Problem: Each entry below should be returned exactly as is, with the pictures removed.
###
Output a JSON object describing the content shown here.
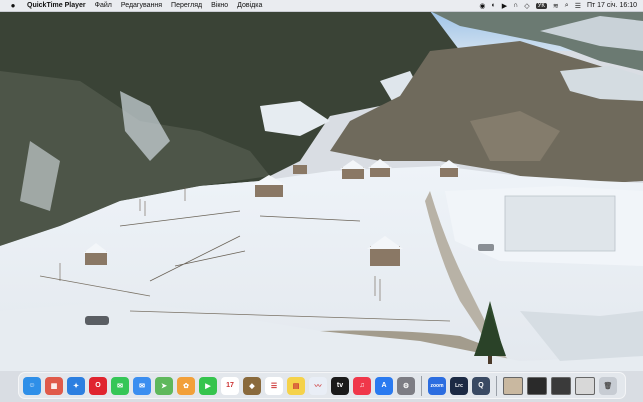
{
  "menubar": {
    "app_name": "QuickTime Player",
    "menus": [
      "Файл",
      "Редагування",
      "Перегляд",
      "Вікно",
      "Довідка"
    ],
    "keyboard": "УК",
    "datetime": "Пт 17 січ. 16:10"
  },
  "dock": {
    "items": [
      {
        "name": "finder",
        "glyph": "☺",
        "color": "#2f8fe8"
      },
      {
        "name": "launchpad",
        "glyph": "▦",
        "color": "#e05a4a"
      },
      {
        "name": "safari",
        "glyph": "✦",
        "color": "#2d7fe0"
      },
      {
        "name": "opera",
        "glyph": "O",
        "color": "#e0242f"
      },
      {
        "name": "messages",
        "glyph": "✉",
        "color": "#36c657"
      },
      {
        "name": "mail",
        "glyph": "✉",
        "color": "#3b8ef0"
      },
      {
        "name": "maps",
        "glyph": "➤",
        "color": "#5fb85c"
      },
      {
        "name": "photos",
        "glyph": "✿",
        "color": "#f2a03a"
      },
      {
        "name": "facetime",
        "glyph": "▶",
        "color": "#35c44d"
      },
      {
        "name": "calendar",
        "glyph": "17",
        "color": "#ffffff"
      },
      {
        "name": "tape",
        "glyph": "◆",
        "color": "#8a6a3c"
      },
      {
        "name": "reminders",
        "glyph": "☰",
        "color": "#ffffff"
      },
      {
        "name": "notes",
        "glyph": "▤",
        "color": "#f5d24a"
      },
      {
        "name": "freeform",
        "glyph": "〰",
        "color": "#e9eef6"
      },
      {
        "name": "apple-tv",
        "glyph": "tv",
        "color": "#1a1a1a"
      },
      {
        "name": "music",
        "glyph": "♫",
        "color": "#f0374a"
      },
      {
        "name": "app-store",
        "glyph": "A",
        "color": "#2a7af0"
      },
      {
        "name": "system-settings",
        "glyph": "⚙",
        "color": "#7d7d84"
      },
      {
        "name": "zoom",
        "glyph": "zoom",
        "color": "#2c6de0"
      },
      {
        "name": "lightroom",
        "glyph": "Lrc",
        "color": "#1c2a44"
      },
      {
        "name": "quicktime",
        "glyph": "Q",
        "color": "#3a4a63"
      }
    ],
    "calendar_month": "СІЧ.",
    "calendar_day": "17"
  }
}
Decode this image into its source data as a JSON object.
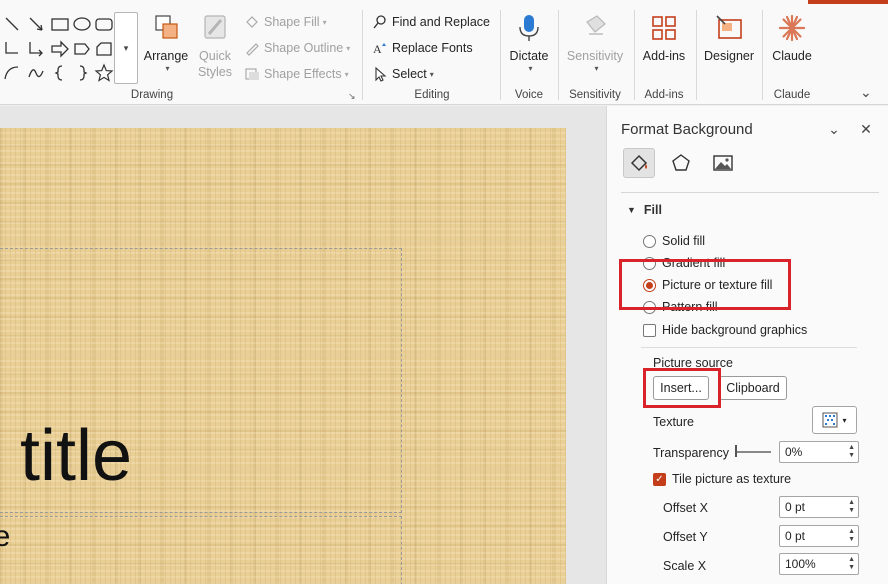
{
  "ribbon": {
    "groups": {
      "drawing": "Drawing",
      "editing": "Editing",
      "voice": "Voice",
      "sensitivity": "Sensitivity",
      "addins": "Add-ins",
      "claude": "Claude"
    },
    "arrange": "Arrange",
    "quick_styles": "Quick Styles",
    "shape_fill": "Shape Fill",
    "shape_outline": "Shape Outline",
    "shape_effects": "Shape Effects",
    "find_replace": "Find and Replace",
    "replace_fonts": "Replace Fonts",
    "select": "Select",
    "dictate": "Dictate",
    "sensitivity": "Sensitivity",
    "addins": "Add-ins",
    "designer": "Designer",
    "claude": "Claude"
  },
  "slide": {
    "title_text": "d title",
    "subtitle_text": "itle"
  },
  "pane": {
    "title": "Format Background",
    "section": "Fill",
    "fill_options": {
      "solid": "Solid fill",
      "gradient": "Gradient fill",
      "picture": "Picture or texture fill",
      "pattern": "Pattern fill"
    },
    "hide_bg": "Hide background graphics",
    "picture_source": "Picture source",
    "insert": "Insert...",
    "clipboard": "Clipboard",
    "texture": "Texture",
    "transparency": "Transparency",
    "transparency_value": "0%",
    "tile": "Tile picture as texture",
    "offset_x": "Offset X",
    "offset_x_value": "0 pt",
    "offset_y": "Offset Y",
    "offset_y_value": "0 pt",
    "scale_x": "Scale X",
    "scale_x_value": "100%"
  },
  "colors": {
    "accent": "#c43e1c",
    "highlight": "#d8232a",
    "slide_texture": "#e9cf95"
  }
}
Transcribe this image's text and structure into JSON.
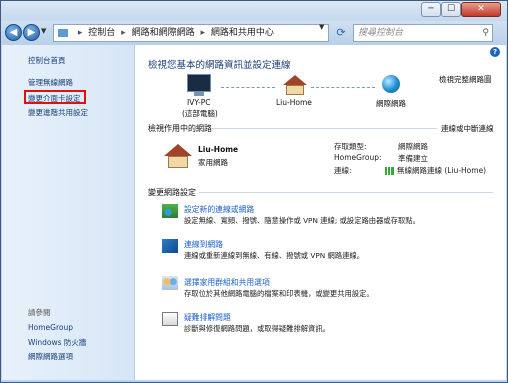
{
  "window": {
    "min": "─",
    "max": "☐",
    "close": "✕"
  },
  "nav": {
    "back": "◀",
    "forward": "▶",
    "breadcrumb": [
      "控制台",
      "網路和網際網路",
      "網路和共用中心"
    ],
    "search_placeholder": "搜尋控制台"
  },
  "sidebar": {
    "items": [
      "控制台首頁",
      "管理無線網路",
      "變更介面卡設定",
      "變更進階共用設定"
    ],
    "see_also_title": "請參閱",
    "see_also": [
      "HomeGroup",
      "Windows 防火牆",
      "網際網路選項"
    ]
  },
  "main": {
    "title": "檢視您基本的網路資訊並設定連線",
    "view_full_map": "檢視完整網路圖",
    "map": {
      "pc_name": "IVY-PC",
      "pc_sub": "(這部電腦)",
      "network": "Liu-Home",
      "internet": "網際網路"
    },
    "active_title": "檢視作用中的網路",
    "connect_disconnect": "連線或中斷連線",
    "active": {
      "name": "Liu-Home",
      "type": "家用網路",
      "access_type_label": "存取類型:",
      "access_type_value": "網際網路",
      "homegroup_label": "HomeGroup:",
      "homegroup_value": "準備建立",
      "connection_label": "連線:",
      "connection_value": "無線網路連線 (Liu-Home)"
    },
    "change_title": "變更網路設定",
    "tasks": [
      {
        "title": "設定新的連線或網路",
        "desc": "設定無線、寬頻、撥號、隨意操作或 VPN 連線; 或設定路由器或存取點。"
      },
      {
        "title": "連線到網路",
        "desc": "連線或重新連線到無線、有線、撥號或 VPN 網路連線。"
      },
      {
        "title": "選擇家用群組和共用選項",
        "desc": "存取位於其他網路電腦的檔案和印表機，或變更共用設定。"
      },
      {
        "title": "疑難排解問題",
        "desc": "診斷與修復網路問題，或取得疑難排解資訊。"
      }
    ],
    "help": "?"
  }
}
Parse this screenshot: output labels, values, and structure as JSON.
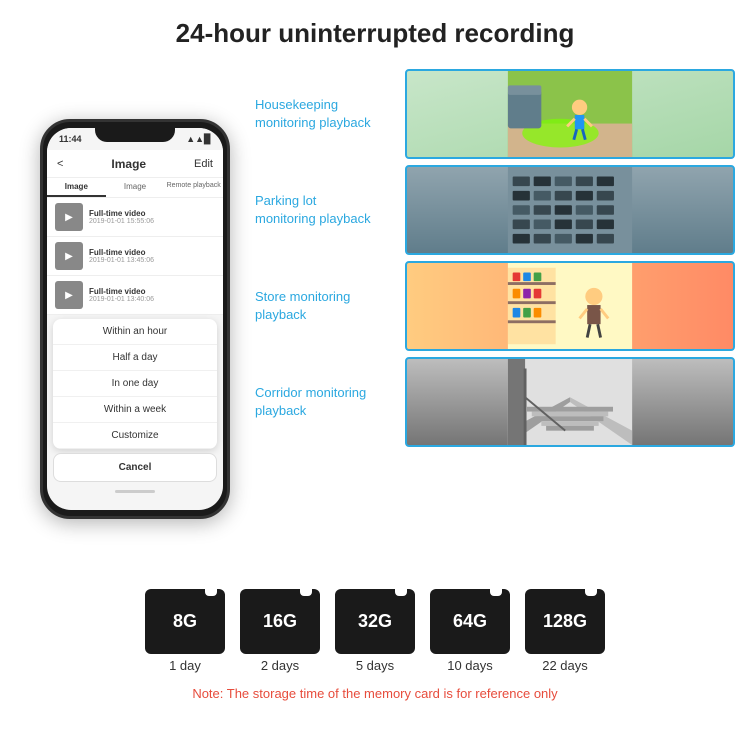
{
  "header": {
    "title": "24-hour uninterrupted recording"
  },
  "phone": {
    "status_time": "11:44",
    "nav_title": "Image",
    "nav_left": "<",
    "nav_right": "Edit",
    "tabs": [
      "Image",
      "Image",
      "Remote playback"
    ],
    "videos": [
      {
        "title": "Full-time video",
        "date": "2019-01-01 15:55:06"
      },
      {
        "title": "Full-time video",
        "date": "2019-01-01 13:45:06"
      },
      {
        "title": "Full-time video",
        "date": "2019-01-01 13:40:06"
      }
    ],
    "dropdown_items": [
      "Within an hour",
      "Half a day",
      "In one day",
      "Within a week",
      "Customize"
    ],
    "cancel_label": "Cancel"
  },
  "monitoring": {
    "items": [
      {
        "label": "Housekeeping\nmonitoring playback",
        "img_class": "housekeeping-img"
      },
      {
        "label": "Parking lot\nmonitoring playback",
        "img_class": "parking-img"
      },
      {
        "label": "Store monitoring\nplayback",
        "img_class": "store-img"
      },
      {
        "label": "Corridor monitoring\nplayback",
        "img_class": "corridor-img"
      }
    ]
  },
  "sdcards": [
    {
      "size": "8G",
      "days": "1 day"
    },
    {
      "size": "16G",
      "days": "2 days"
    },
    {
      "size": "32G",
      "days": "5 days"
    },
    {
      "size": "64G",
      "days": "10 days"
    },
    {
      "size": "128G",
      "days": "22 days"
    }
  ],
  "note": "Note: The storage time of the memory card is for reference only"
}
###
Your solution:
Output a JSON object describing the content shown here.
{
  "menubar": {
    "app_name": "QuickTime Player",
    "menus": [
      "Файл",
      "Редагування",
      "Перегляд",
      "Вікно",
      "Довідка"
    ],
    "keyboard": "УК",
    "datetime": "Пт 17 січ. 16:10"
  },
  "dock": {
    "items": [
      {
        "name": "finder",
        "glyph": "☺",
        "color": "#2f8fe8"
      },
      {
        "name": "launchpad",
        "glyph": "▦",
        "color": "#e05a4a"
      },
      {
        "name": "safari",
        "glyph": "✦",
        "color": "#2d7fe0"
      },
      {
        "name": "opera",
        "glyph": "O",
        "color": "#e0242f"
      },
      {
        "name": "messages",
        "glyph": "✉",
        "color": "#36c657"
      },
      {
        "name": "mail",
        "glyph": "✉",
        "color": "#3b8ef0"
      },
      {
        "name": "maps",
        "glyph": "➤",
        "color": "#5fb85c"
      },
      {
        "name": "photos",
        "glyph": "✿",
        "color": "#f2a03a"
      },
      {
        "name": "facetime",
        "glyph": "▶",
        "color": "#35c44d"
      },
      {
        "name": "calendar",
        "glyph": "17",
        "color": "#ffffff"
      },
      {
        "name": "tape",
        "glyph": "◆",
        "color": "#8a6a3c"
      },
      {
        "name": "reminders",
        "glyph": "☰",
        "color": "#ffffff"
      },
      {
        "name": "notes",
        "glyph": "▤",
        "color": "#f5d24a"
      },
      {
        "name": "freeform",
        "glyph": "〰",
        "color": "#e9eef6"
      },
      {
        "name": "apple-tv",
        "glyph": "tv",
        "color": "#1a1a1a"
      },
      {
        "name": "music",
        "glyph": "♫",
        "color": "#f0374a"
      },
      {
        "name": "app-store",
        "glyph": "A",
        "color": "#2a7af0"
      },
      {
        "name": "system-settings",
        "glyph": "⚙",
        "color": "#7d7d84"
      },
      {
        "name": "zoom",
        "glyph": "zoom",
        "color": "#2c6de0"
      },
      {
        "name": "lightroom",
        "glyph": "Lrc",
        "color": "#1c2a44"
      },
      {
        "name": "quicktime",
        "glyph": "Q",
        "color": "#3a4a63"
      }
    ],
    "calendar_month": "СІЧ.",
    "calendar_day": "17"
  }
}
Decode this image into its source data as a JSON object.
{
  "ribbon": {
    "groups": {
      "drawing": "Drawing",
      "editing": "Editing",
      "voice": "Voice",
      "sensitivity": "Sensitivity",
      "addins": "Add-ins",
      "claude": "Claude"
    },
    "arrange": "Arrange",
    "quick_styles": "Quick Styles",
    "shape_fill": "Shape Fill",
    "shape_outline": "Shape Outline",
    "shape_effects": "Shape Effects",
    "find_replace": "Find and Replace",
    "replace_fonts": "Replace Fonts",
    "select": "Select",
    "dictate": "Dictate",
    "sensitivity": "Sensitivity",
    "addins": "Add-ins",
    "designer": "Designer",
    "claude": "Claude"
  },
  "slide": {
    "title_text": "d title",
    "subtitle_text": "itle"
  },
  "pane": {
    "title": "Format Background",
    "section": "Fill",
    "fill_options": {
      "solid": "Solid fill",
      "gradient": "Gradient fill",
      "picture": "Picture or texture fill",
      "pattern": "Pattern fill"
    },
    "hide_bg": "Hide background graphics",
    "picture_source": "Picture source",
    "insert": "Insert...",
    "clipboard": "Clipboard",
    "texture": "Texture",
    "transparency": "Transparency",
    "transparency_value": "0%",
    "tile": "Tile picture as texture",
    "offset_x": "Offset X",
    "offset_x_value": "0 pt",
    "offset_y": "Offset Y",
    "offset_y_value": "0 pt",
    "scale_x": "Scale X",
    "scale_x_value": "100%"
  },
  "colors": {
    "accent": "#c43e1c",
    "highlight": "#d8232a",
    "slide_texture": "#e9cf95"
  }
}
Transcribe this image's text and structure into JSON.
{
  "window": {
    "min": "─",
    "max": "☐",
    "close": "✕"
  },
  "nav": {
    "back": "◀",
    "forward": "▶",
    "breadcrumb": [
      "控制台",
      "網路和網際網路",
      "網路和共用中心"
    ],
    "search_placeholder": "搜尋控制台"
  },
  "sidebar": {
    "items": [
      "控制台首頁",
      "管理無線網路",
      "變更介面卡設定",
      "變更進階共用設定"
    ],
    "see_also_title": "請參閱",
    "see_also": [
      "HomeGroup",
      "Windows 防火牆",
      "網際網路選項"
    ]
  },
  "main": {
    "title": "檢視您基本的網路資訊並設定連線",
    "view_full_map": "檢視完整網路圖",
    "map": {
      "pc_name": "IVY-PC",
      "pc_sub": "(這部電腦)",
      "network": "Liu-Home",
      "internet": "網際網路"
    },
    "active_title": "檢視作用中的網路",
    "connect_disconnect": "連線或中斷連線",
    "active": {
      "name": "Liu-Home",
      "type": "家用網路",
      "access_type_label": "存取類型:",
      "access_type_value": "網際網路",
      "homegroup_label": "HomeGroup:",
      "homegroup_value": "準備建立",
      "connection_label": "連線:",
      "connection_value": "無線網路連線 (Liu-Home)"
    },
    "change_title": "變更網路設定",
    "tasks": [
      {
        "title": "設定新的連線或網路",
        "desc": "設定無線、寬頻、撥號、隨意操作或 VPN 連線; 或設定路由器或存取點。"
      },
      {
        "title": "連線到網路",
        "desc": "連線或重新連線到無線、有線、撥號或 VPN 網路連線。"
      },
      {
        "title": "選擇家用群組和共用選項",
        "desc": "存取位於其他網路電腦的檔案和印表機，或變更共用設定。"
      },
      {
        "title": "疑難排解問題",
        "desc": "診斷與修復網路問題，或取得疑難排解資訊。"
      }
    ],
    "help": "?"
  }
}
Parse this screenshot: output labels, values, and structure as JSON.
{
  "header": {
    "title": "24-hour uninterrupted recording"
  },
  "phone": {
    "status_time": "11:44",
    "nav_title": "Image",
    "nav_left": "<",
    "nav_right": "Edit",
    "tabs": [
      "Image",
      "Image",
      "Remote playback"
    ],
    "videos": [
      {
        "title": "Full-time video",
        "date": "2019-01-01 15:55:06"
      },
      {
        "title": "Full-time video",
        "date": "2019-01-01 13:45:06"
      },
      {
        "title": "Full-time video",
        "date": "2019-01-01 13:40:06"
      }
    ],
    "dropdown_items": [
      "Within an hour",
      "Half a day",
      "In one day",
      "Within a week",
      "Customize"
    ],
    "cancel_label": "Cancel"
  },
  "monitoring": {
    "items": [
      {
        "label": "Housekeeping\nmonitoring playback",
        "img_class": "housekeeping-img"
      },
      {
        "label": "Parking lot\nmonitoring playback",
        "img_class": "parking-img"
      },
      {
        "label": "Store monitoring\nplayback",
        "img_class": "store-img"
      },
      {
        "label": "Corridor monitoring\nplayback",
        "img_class": "corridor-img"
      }
    ]
  },
  "sdcards": [
    {
      "size": "8G",
      "days": "1 day"
    },
    {
      "size": "16G",
      "days": "2 days"
    },
    {
      "size": "32G",
      "days": "5 days"
    },
    {
      "size": "64G",
      "days": "10 days"
    },
    {
      "size": "128G",
      "days": "22 days"
    }
  ],
  "note": "Note: The storage time of the memory card is for reference only"
}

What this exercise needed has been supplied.